The average elementary school spends 520 minutes per week on Language Arts, and only 352 minutes per week on math instruction. (McMurrer, 2008)

The average elementary school spends 520 minutes per week on Language Arts, and only 352 minutes per week on math instruction. (McMurrer, 2008)

Currently in the United States, 15-20% of our students have dyslexia, yet our elementary school reading curriculum is phonics based, something that these students have trouble accessing due to the fact that they, “…simply are not able to categorize the sounds of language or connect sound to meaning in the same way as other students.” (Marshall, 2013) In the early grades especially, this phonics based curriculum takes up the majority of learning time, leaving these students feeling isolated and unintelligent, ultimately losing confidence and the joy of learning.  Faced with less than ideal prospects, these students are denied access to so many pathways to success and in some cases turn to a life of crime evident in the fact that 48% of our current prison population is dyslexic

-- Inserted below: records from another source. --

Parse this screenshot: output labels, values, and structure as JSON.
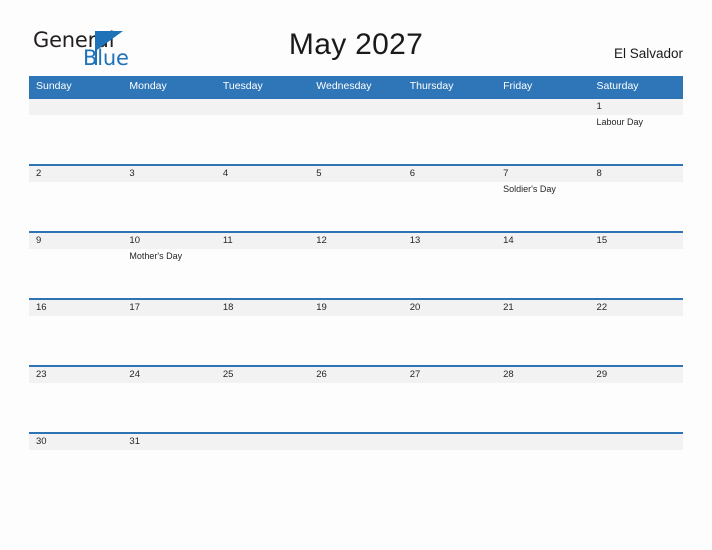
{
  "logo": {
    "word_one": "General",
    "word_two": "Blue",
    "triangle_icon": "triangle-logo-mark",
    "brand_color": "#1f72b8"
  },
  "header": {
    "title": "May 2027",
    "country": "El Salvador",
    "header_bar_color": "#2e76b8",
    "row_divider_color": "#2e74b5",
    "day_band_color": "#f2f2f2"
  },
  "weekdays": [
    "Sunday",
    "Monday",
    "Tuesday",
    "Wednesday",
    "Thursday",
    "Friday",
    "Saturday"
  ],
  "weeks": [
    {
      "days": [
        {
          "num": "",
          "event": ""
        },
        {
          "num": "",
          "event": ""
        },
        {
          "num": "",
          "event": ""
        },
        {
          "num": "",
          "event": ""
        },
        {
          "num": "",
          "event": ""
        },
        {
          "num": "",
          "event": ""
        },
        {
          "num": "1",
          "event": "Labour Day"
        }
      ]
    },
    {
      "days": [
        {
          "num": "2",
          "event": ""
        },
        {
          "num": "3",
          "event": ""
        },
        {
          "num": "4",
          "event": ""
        },
        {
          "num": "5",
          "event": ""
        },
        {
          "num": "6",
          "event": ""
        },
        {
          "num": "7",
          "event": "Soldier's Day"
        },
        {
          "num": "8",
          "event": ""
        }
      ]
    },
    {
      "days": [
        {
          "num": "9",
          "event": ""
        },
        {
          "num": "10",
          "event": "Mother's Day"
        },
        {
          "num": "11",
          "event": ""
        },
        {
          "num": "12",
          "event": ""
        },
        {
          "num": "13",
          "event": ""
        },
        {
          "num": "14",
          "event": ""
        },
        {
          "num": "15",
          "event": ""
        }
      ]
    },
    {
      "days": [
        {
          "num": "16",
          "event": ""
        },
        {
          "num": "17",
          "event": ""
        },
        {
          "num": "18",
          "event": ""
        },
        {
          "num": "19",
          "event": ""
        },
        {
          "num": "20",
          "event": ""
        },
        {
          "num": "21",
          "event": ""
        },
        {
          "num": "22",
          "event": ""
        }
      ]
    },
    {
      "days": [
        {
          "num": "23",
          "event": ""
        },
        {
          "num": "24",
          "event": ""
        },
        {
          "num": "25",
          "event": ""
        },
        {
          "num": "26",
          "event": ""
        },
        {
          "num": "27",
          "event": ""
        },
        {
          "num": "28",
          "event": ""
        },
        {
          "num": "29",
          "event": ""
        }
      ]
    },
    {
      "days": [
        {
          "num": "30",
          "event": ""
        },
        {
          "num": "31",
          "event": ""
        },
        {
          "num": "",
          "event": ""
        },
        {
          "num": "",
          "event": ""
        },
        {
          "num": "",
          "event": ""
        },
        {
          "num": "",
          "event": ""
        },
        {
          "num": "",
          "event": ""
        }
      ]
    }
  ]
}
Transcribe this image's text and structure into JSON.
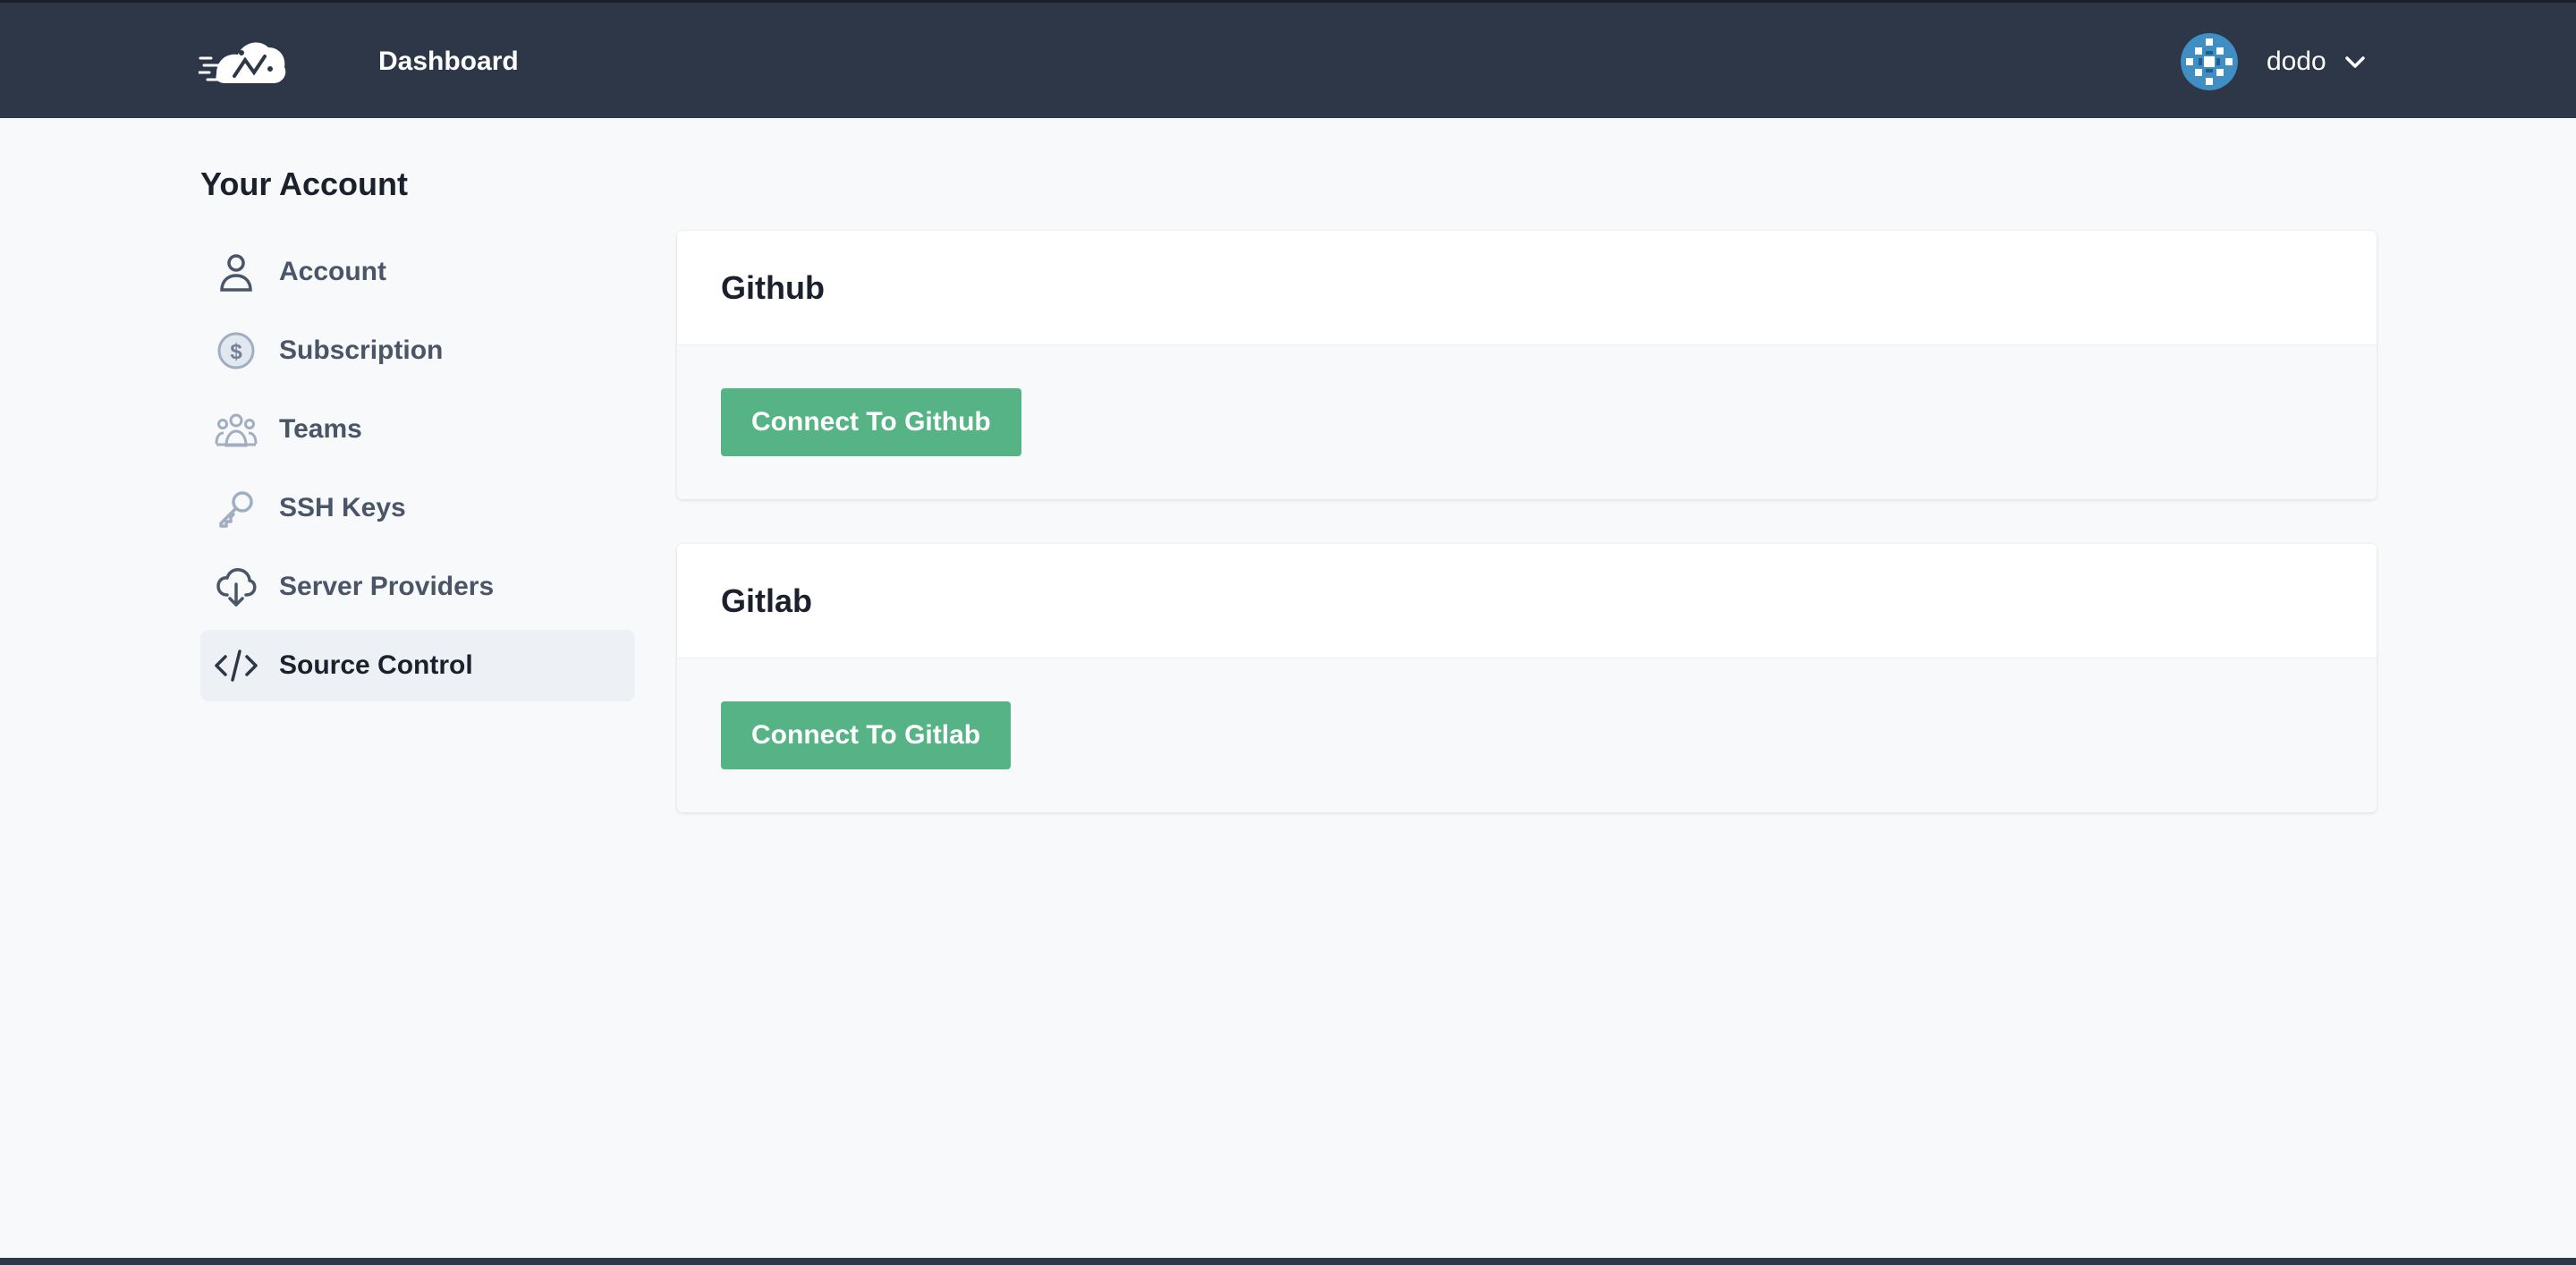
{
  "header": {
    "logo_icon": "rocket-cloud-logo",
    "nav_dashboard": "Dashboard",
    "user_name": "dodo",
    "user_menu_icon": "chevron-down-icon"
  },
  "page": {
    "title": "Your Account"
  },
  "sidebar": {
    "items": [
      {
        "label": "Account",
        "icon": "user-icon",
        "active": false
      },
      {
        "label": "Subscription",
        "icon": "dollar-circle-icon",
        "active": false
      },
      {
        "label": "Teams",
        "icon": "users-icon",
        "active": false
      },
      {
        "label": "SSH Keys",
        "icon": "key-icon",
        "active": false
      },
      {
        "label": "Server Providers",
        "icon": "cloud-download-icon",
        "active": false
      },
      {
        "label": "Source Control",
        "icon": "code-icon",
        "active": true
      }
    ]
  },
  "main": {
    "cards": [
      {
        "title": "Github",
        "button_label": "Connect To Github"
      },
      {
        "title": "Gitlab",
        "button_label": "Connect To Gitlab"
      }
    ]
  },
  "colors": {
    "topbar": "#2d3748",
    "background": "#f7f9fb",
    "button": "#56b386",
    "active_item": "#edf0f4"
  }
}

It is possible that the reasoning skills that result in language challenges for dyslexic students provide an advantage in science and engineering.
— (Moskal, 2014)

Simultaneously, these students are not exposed to subjects that many of them would excel in, namely science, math, engineering and technology, or STEM.  Studies show that many people with dyslexia gravitate to these fields.  In fact, not only do 50% of NASA employees have dyslexia but the agency also actively recruits those with the learning difference.  Why?  Because NASA has learned that these individuals are not “stupid” as they are often mislabeled but rather have brains that can think creatively, multi-dimensionally, and non-linearly.   In fact, as Moskal (2014) states, “some researchers speculate that these brain differences, which result in challenges to language development, may provide dyslexic students with an advantage in STEM." Referencing Davis and Braun (2010) in “The Gift of Dyslexia”, Moskal explains the difference between two-dimensional and three-dimensional reasoning, the latter used by many dyslexic students in problem solving. Dyslexic students are more flexible in their ability to look at problems from different angles without changing their own position, a skill which is helpful in physical science but creates reading challenges in that a change in angles quickly turns a "b" into a number of other letters.

According to a 2016 Forbes publication, these are 10 companies with the largest number of STEM related job openings. 

According to a 2016 Forbes publication, these are 10 companies with the largest number of STEM related job openings. 

So, what if instead of shuttling these students through the door leading to poverty, limited opportunity, and in some cases prison, we slid that door closed and opened one leading to a life filled with following their passion?  At SDSquared we seek to do just that.  We target students who are denied access to both the remediation and enrichment in STEM by their lower-income status or whose families are unable to provide these things on their own for a variety of reasons.  Our goal in doing is to simultaneously close the achievement gap and fill the STEM pipeline.